___ Provided records
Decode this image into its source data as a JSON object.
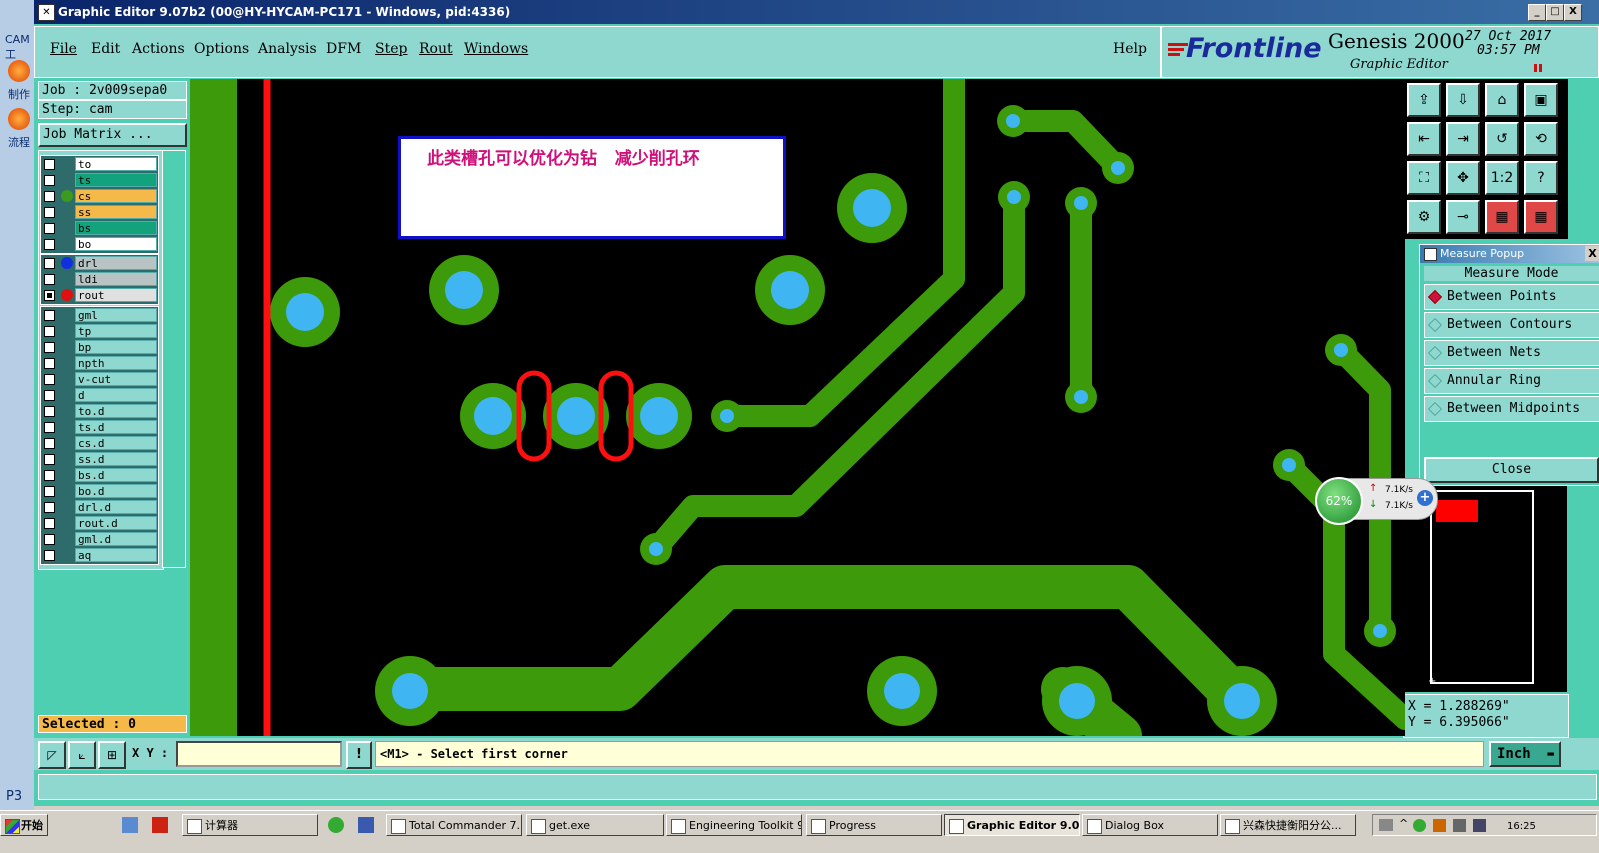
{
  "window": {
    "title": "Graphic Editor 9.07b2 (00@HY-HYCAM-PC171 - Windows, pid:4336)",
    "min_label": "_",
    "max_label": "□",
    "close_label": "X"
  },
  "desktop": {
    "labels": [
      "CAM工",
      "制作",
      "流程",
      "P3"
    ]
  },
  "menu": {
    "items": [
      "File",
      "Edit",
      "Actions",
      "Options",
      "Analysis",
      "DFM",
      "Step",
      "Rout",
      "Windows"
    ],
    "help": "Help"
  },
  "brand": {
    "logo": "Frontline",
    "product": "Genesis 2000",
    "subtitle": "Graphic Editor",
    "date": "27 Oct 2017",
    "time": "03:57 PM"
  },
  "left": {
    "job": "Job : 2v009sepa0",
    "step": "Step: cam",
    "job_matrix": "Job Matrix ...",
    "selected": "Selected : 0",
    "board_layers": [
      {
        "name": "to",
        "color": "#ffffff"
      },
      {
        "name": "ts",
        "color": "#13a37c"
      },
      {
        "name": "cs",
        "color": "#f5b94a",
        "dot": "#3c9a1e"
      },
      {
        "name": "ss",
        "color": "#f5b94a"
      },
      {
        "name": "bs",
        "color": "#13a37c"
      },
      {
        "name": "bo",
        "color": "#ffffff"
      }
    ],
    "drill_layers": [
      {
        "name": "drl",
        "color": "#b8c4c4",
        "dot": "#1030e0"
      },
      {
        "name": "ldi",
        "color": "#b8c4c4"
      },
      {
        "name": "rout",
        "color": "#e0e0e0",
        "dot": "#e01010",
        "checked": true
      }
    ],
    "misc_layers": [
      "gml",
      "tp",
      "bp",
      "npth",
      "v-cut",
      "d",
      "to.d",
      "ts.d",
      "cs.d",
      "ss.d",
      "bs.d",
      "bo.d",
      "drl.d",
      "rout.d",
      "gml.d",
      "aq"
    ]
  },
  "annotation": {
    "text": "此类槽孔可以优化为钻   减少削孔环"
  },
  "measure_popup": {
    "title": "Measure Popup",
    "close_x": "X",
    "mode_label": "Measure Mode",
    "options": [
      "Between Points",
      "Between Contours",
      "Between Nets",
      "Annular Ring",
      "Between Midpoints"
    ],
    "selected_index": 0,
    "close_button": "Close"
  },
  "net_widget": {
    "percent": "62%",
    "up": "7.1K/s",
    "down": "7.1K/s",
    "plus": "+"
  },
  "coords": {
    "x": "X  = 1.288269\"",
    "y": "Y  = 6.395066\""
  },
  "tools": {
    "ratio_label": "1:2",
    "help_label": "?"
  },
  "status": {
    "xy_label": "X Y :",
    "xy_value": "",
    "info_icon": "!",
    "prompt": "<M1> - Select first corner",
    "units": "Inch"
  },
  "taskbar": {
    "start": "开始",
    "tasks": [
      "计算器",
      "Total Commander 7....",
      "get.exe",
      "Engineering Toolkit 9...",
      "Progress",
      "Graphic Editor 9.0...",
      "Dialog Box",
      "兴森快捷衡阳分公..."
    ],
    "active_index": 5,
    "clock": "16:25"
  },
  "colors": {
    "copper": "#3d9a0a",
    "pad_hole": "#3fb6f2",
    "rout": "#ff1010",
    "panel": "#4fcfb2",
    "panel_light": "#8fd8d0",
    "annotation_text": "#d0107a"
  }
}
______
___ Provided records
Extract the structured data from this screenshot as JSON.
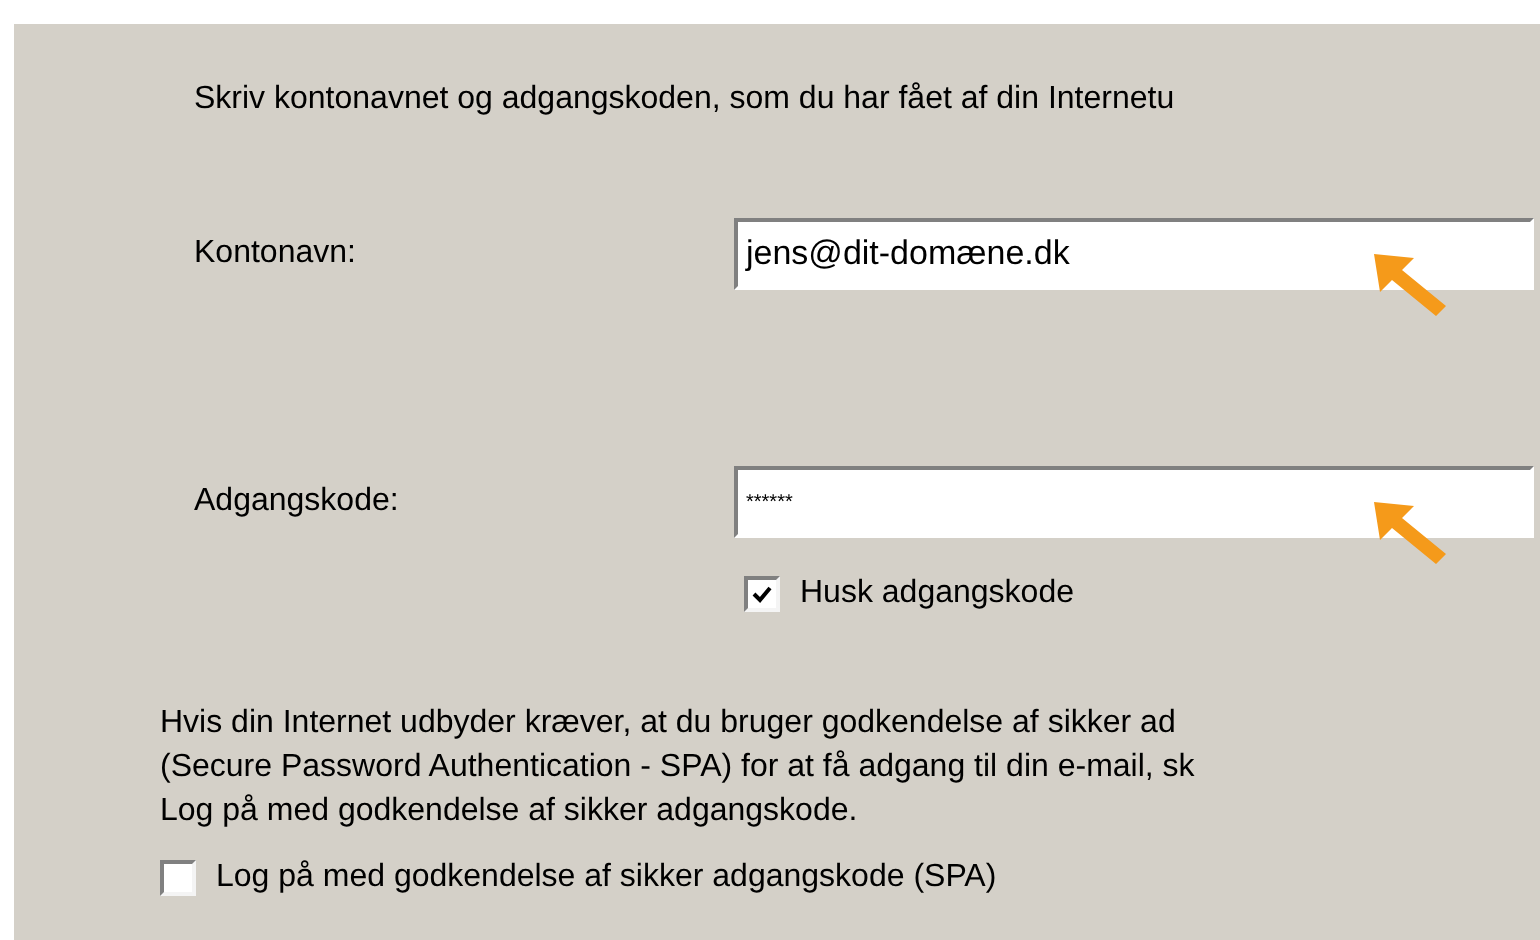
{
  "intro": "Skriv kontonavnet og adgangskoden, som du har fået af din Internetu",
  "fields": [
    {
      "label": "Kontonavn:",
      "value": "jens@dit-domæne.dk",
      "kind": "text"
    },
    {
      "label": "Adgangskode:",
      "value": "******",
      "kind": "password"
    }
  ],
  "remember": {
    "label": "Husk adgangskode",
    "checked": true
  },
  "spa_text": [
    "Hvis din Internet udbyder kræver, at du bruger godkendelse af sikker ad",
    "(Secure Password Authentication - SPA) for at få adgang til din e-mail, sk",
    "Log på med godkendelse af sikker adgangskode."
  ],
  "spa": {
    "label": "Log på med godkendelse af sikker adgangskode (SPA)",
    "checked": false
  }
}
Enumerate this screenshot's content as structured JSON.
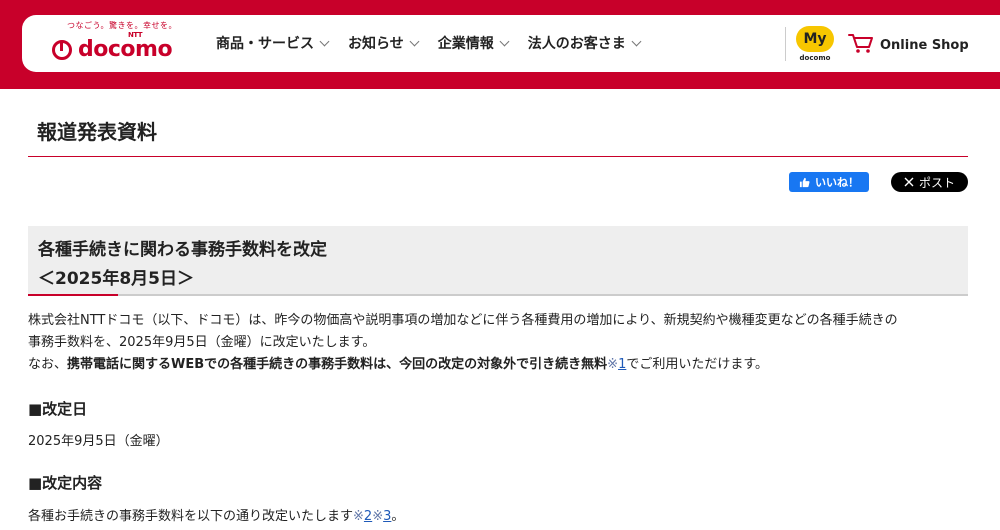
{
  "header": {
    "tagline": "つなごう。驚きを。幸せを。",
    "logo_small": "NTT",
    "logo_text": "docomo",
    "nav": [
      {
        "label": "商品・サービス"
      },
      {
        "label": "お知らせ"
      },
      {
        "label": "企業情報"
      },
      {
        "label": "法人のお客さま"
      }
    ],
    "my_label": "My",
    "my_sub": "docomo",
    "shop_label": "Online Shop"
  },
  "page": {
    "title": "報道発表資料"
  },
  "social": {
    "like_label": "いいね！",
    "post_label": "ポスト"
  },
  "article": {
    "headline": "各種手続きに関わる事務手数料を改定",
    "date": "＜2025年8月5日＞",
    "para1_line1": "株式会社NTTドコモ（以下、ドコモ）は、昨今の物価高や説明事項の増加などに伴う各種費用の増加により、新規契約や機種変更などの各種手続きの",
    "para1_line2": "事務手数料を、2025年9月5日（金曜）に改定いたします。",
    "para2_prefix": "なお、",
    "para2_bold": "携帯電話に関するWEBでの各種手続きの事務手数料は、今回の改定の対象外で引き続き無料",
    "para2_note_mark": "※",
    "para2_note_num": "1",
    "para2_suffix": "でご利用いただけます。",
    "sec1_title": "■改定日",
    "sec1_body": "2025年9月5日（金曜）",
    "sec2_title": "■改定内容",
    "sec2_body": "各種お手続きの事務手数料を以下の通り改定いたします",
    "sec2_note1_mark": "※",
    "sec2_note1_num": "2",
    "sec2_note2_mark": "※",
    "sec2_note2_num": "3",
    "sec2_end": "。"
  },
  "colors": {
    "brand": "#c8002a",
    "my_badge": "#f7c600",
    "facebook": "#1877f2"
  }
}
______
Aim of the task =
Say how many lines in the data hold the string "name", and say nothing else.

Task output =
9